→ Supplied data
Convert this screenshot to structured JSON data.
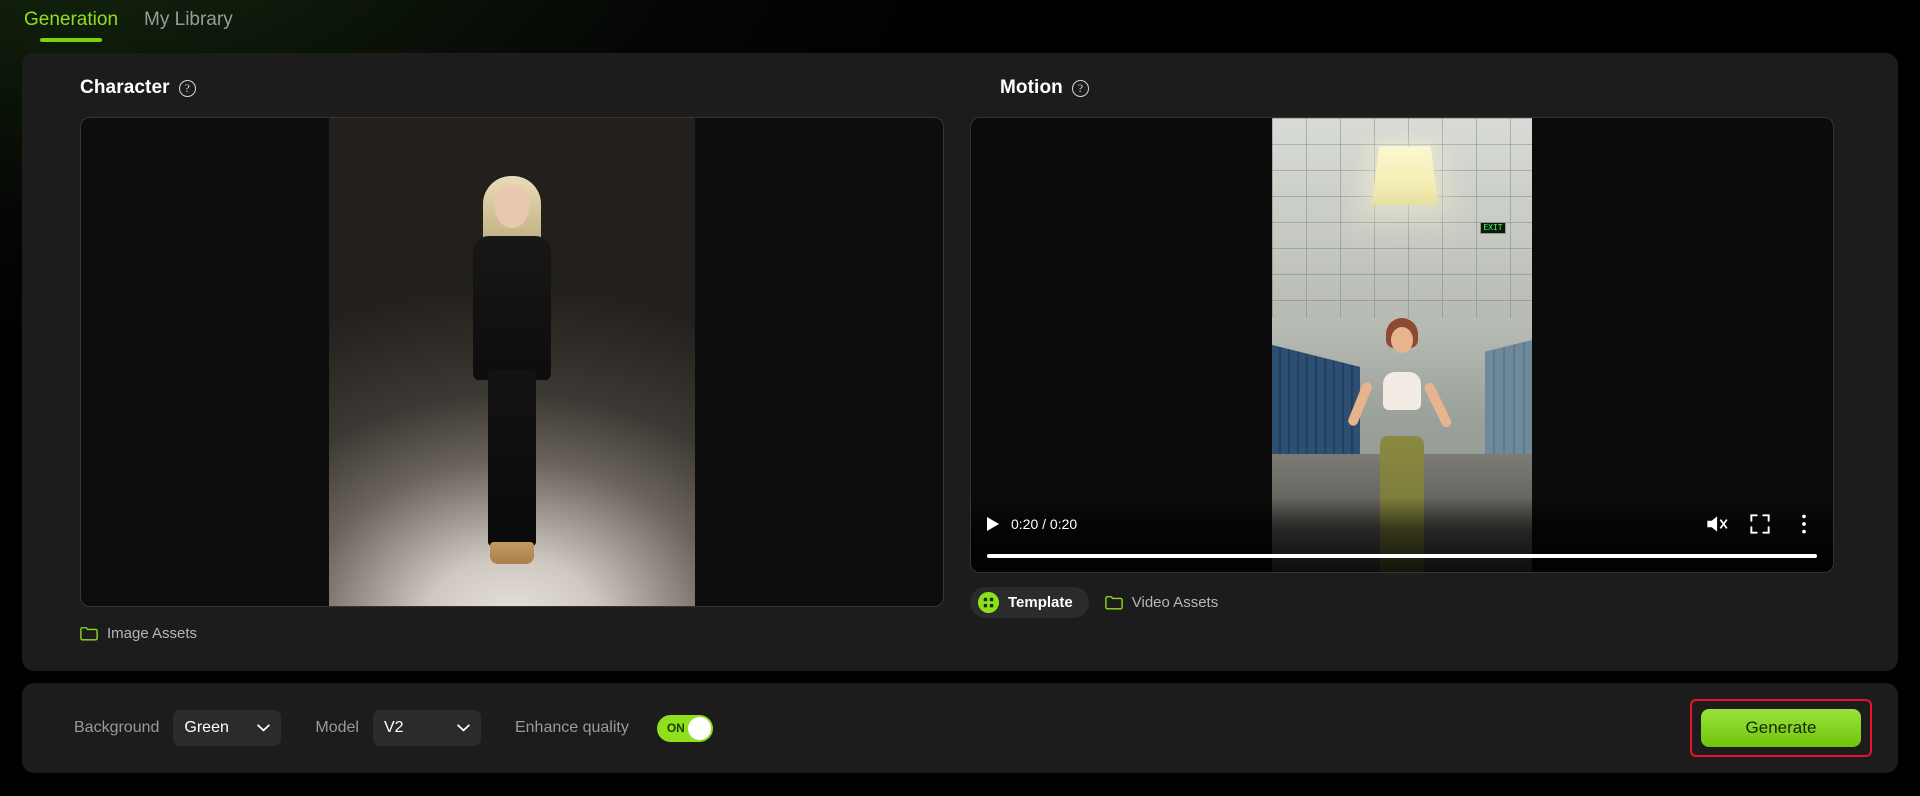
{
  "tabs": [
    {
      "label": "Generation",
      "active": true
    },
    {
      "label": "My Library",
      "active": false
    }
  ],
  "character": {
    "title": "Character",
    "help_icon": "question-mark-circle-icon",
    "assets_link": {
      "label": "Image Assets",
      "icon": "folder-icon"
    }
  },
  "motion": {
    "title": "Motion",
    "help_icon": "question-mark-circle-icon",
    "video": {
      "current_time": "0:20",
      "duration": "0:20",
      "time_display": "0:20 / 0:20",
      "progress_percent": 100,
      "play_icon": "play-icon",
      "mute_icon": "muted-volume-icon",
      "fullscreen_icon": "fullscreen-icon",
      "more_icon": "more-options-icon"
    },
    "actions": [
      {
        "label": "Template",
        "icon": "template-grid-icon",
        "selected": true
      },
      {
        "label": "Video Assets",
        "icon": "folder-icon",
        "selected": false
      }
    ]
  },
  "bottom_bar": {
    "background": {
      "label": "Background",
      "value": "Green",
      "chevron": "chevron-down-icon"
    },
    "model": {
      "label": "Model",
      "value": "V2",
      "chevron": "chevron-down-icon"
    },
    "enhance_quality": {
      "label": "Enhance quality",
      "state": "ON"
    },
    "generate_button": {
      "label": "Generate"
    }
  },
  "colors": {
    "accent_green": "#8fe01c",
    "button_green": "#7ed012",
    "highlight_red": "#e8122b",
    "panel_bg": "#1c1c1c",
    "page_bg": "#000000"
  }
}
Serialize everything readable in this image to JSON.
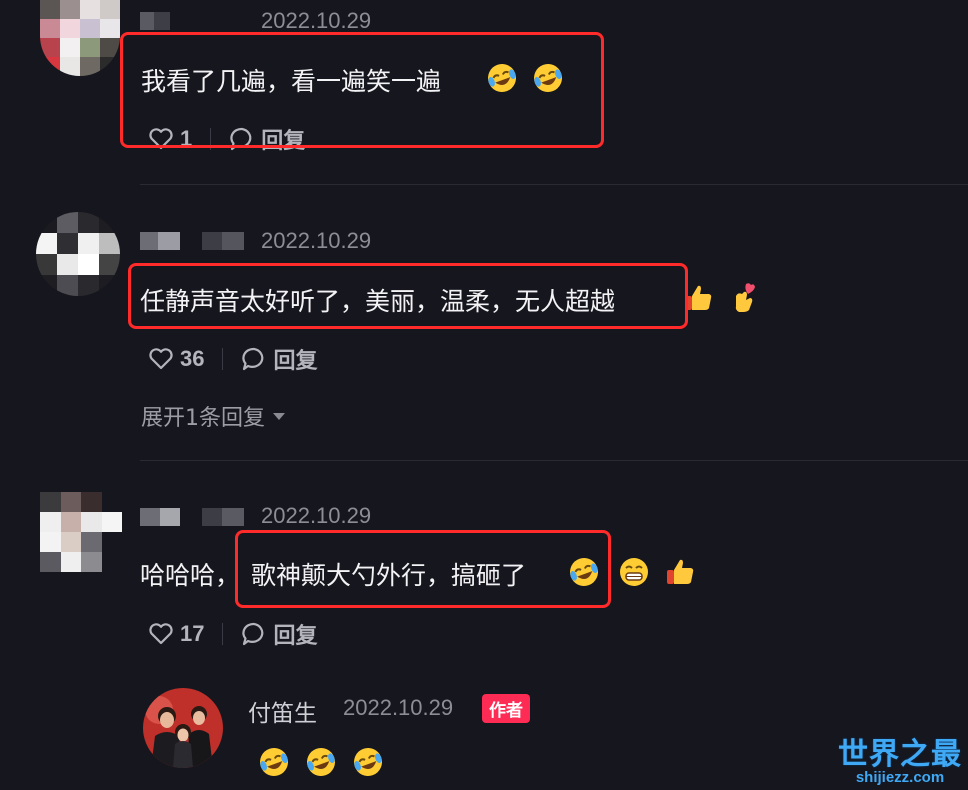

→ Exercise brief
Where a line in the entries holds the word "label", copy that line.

→ Problem solution
      "label": "Generation",
      "label": "My Library",
      "label": "Image Assets",
        "label": "Template",
        "label": "Video Assets",
      "label": "Background",
      "label": "Model",
      "label": "Enhance quality",
      "label": "Generate"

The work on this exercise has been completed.